- 3. This one scares me: SCHERZI, the plural of scherzo, are [Lively movements] in music. (It doesn’t really scare me–it’s just that “scherzi” sounds a little like “scares me.” Move along, please.)
- 2. As one of Scottish descent, I feel like I should know a SPORRAN is a [Pouch worn with a kilt]. Me dead grandmother is probably ashamed.
- 1. I didn’t know Mount HOREB is another name for Mount Sinai, the [Biblical peak].
Henry Hook’s CRooked crossword, “Initial Impressions” — pannonica’s write-up
Bunch of famous people’s clued via a descriptive two-word phrase matching their initials.
- 22a. [Overweight Half] OLIVER HARDY.
- 34a. [Mormon Republican] MITT ROMNEY.
- 57a. [Tennis Alumna] TRACY AUSTIN.
- 69a. [Suave Host] STEVE HARVEY.

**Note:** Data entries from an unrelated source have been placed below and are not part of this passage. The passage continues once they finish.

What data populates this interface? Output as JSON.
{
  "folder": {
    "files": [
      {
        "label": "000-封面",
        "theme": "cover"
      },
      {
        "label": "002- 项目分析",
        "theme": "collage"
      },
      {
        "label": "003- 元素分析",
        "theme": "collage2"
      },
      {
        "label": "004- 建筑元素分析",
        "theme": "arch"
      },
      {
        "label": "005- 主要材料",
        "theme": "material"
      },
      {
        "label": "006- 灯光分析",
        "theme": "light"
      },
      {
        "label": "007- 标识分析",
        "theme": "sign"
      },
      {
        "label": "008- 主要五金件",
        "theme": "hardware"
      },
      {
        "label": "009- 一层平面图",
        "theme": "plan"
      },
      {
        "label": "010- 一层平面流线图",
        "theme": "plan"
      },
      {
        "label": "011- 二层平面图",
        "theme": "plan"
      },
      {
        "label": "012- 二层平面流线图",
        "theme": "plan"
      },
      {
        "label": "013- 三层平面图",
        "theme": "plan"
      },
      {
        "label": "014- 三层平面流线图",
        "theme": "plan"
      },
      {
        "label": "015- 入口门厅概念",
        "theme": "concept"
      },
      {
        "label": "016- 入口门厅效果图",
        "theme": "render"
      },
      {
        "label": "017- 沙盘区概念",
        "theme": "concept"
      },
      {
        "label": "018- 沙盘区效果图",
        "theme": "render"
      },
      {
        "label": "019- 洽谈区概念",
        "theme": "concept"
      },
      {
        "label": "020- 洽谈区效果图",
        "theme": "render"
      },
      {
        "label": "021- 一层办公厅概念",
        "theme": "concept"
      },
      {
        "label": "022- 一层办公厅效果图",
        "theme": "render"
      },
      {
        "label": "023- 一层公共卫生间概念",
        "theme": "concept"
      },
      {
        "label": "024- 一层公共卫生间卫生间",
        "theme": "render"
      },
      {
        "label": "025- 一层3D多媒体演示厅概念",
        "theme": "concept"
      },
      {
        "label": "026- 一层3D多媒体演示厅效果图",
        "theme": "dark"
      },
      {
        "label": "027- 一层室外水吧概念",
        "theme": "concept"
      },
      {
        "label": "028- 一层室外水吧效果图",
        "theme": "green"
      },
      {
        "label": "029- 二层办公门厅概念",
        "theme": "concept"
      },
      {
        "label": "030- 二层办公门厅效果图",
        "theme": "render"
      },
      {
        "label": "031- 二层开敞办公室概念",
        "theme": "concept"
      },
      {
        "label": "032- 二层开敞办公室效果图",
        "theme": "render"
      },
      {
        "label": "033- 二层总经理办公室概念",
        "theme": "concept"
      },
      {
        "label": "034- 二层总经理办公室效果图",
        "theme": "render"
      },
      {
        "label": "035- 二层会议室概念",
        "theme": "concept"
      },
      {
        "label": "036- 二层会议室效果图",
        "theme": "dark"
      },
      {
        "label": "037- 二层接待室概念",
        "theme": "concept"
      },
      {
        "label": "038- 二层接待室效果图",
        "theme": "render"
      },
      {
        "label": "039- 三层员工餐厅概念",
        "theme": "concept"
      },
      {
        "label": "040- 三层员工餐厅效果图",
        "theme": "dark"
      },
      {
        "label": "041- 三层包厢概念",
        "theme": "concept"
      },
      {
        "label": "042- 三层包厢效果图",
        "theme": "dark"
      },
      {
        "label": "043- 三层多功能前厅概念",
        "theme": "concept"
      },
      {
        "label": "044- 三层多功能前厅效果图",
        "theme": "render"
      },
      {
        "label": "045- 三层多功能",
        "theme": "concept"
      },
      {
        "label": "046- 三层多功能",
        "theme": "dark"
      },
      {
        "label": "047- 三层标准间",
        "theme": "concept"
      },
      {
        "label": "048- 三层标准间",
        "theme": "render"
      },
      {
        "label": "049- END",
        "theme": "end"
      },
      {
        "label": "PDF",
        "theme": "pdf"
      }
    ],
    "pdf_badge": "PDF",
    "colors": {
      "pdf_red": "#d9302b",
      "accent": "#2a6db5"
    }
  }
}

- 80a. [Megalomaniacal Athlete] MUHAMMAD ALI.
- 101a. [Journalistically Satirical] JON STEWART.
- 119a. [Knowledgeable Juggernaut] KEN JENNINGS.
- 3d. [Brooklyn Superstar] BARBRA STREISAND.
- 39d. [Greasepaint Moustache] GROUCHO MARX.
- 47d. [Stage Songsmith] STEPHEN SONDHEIM.
The first two I completed were O Hardy and G Marx, so I thought it was going to be comedic entertainers. Disabuse came about soon enough.
Plenty of other personages in the grid—NUREYEV, ALITO, FABIO, SHUE, EARNIE, and OLIVA, to name a few—but no other full names. It would be madness to expect a 21×21 crossword to eliminate them and remain intelligible, for the sake of resisting interlopement.
Typical mix of longer non-theme entries, crosswordese groaners, and the like. I won’t list them this time.
Favorite clues/answers. For cleverness: 75a [Its construction took at least 25 hours] ROME. For surprise: 118a [Honey Smacks mascot] DIG ’EM. For baldfaced audacity: 88a [Shak. title initials] AYLI. Make what you will of that.
Good puzzle, about average. (91a [Benchmark (abbr.)] STD.)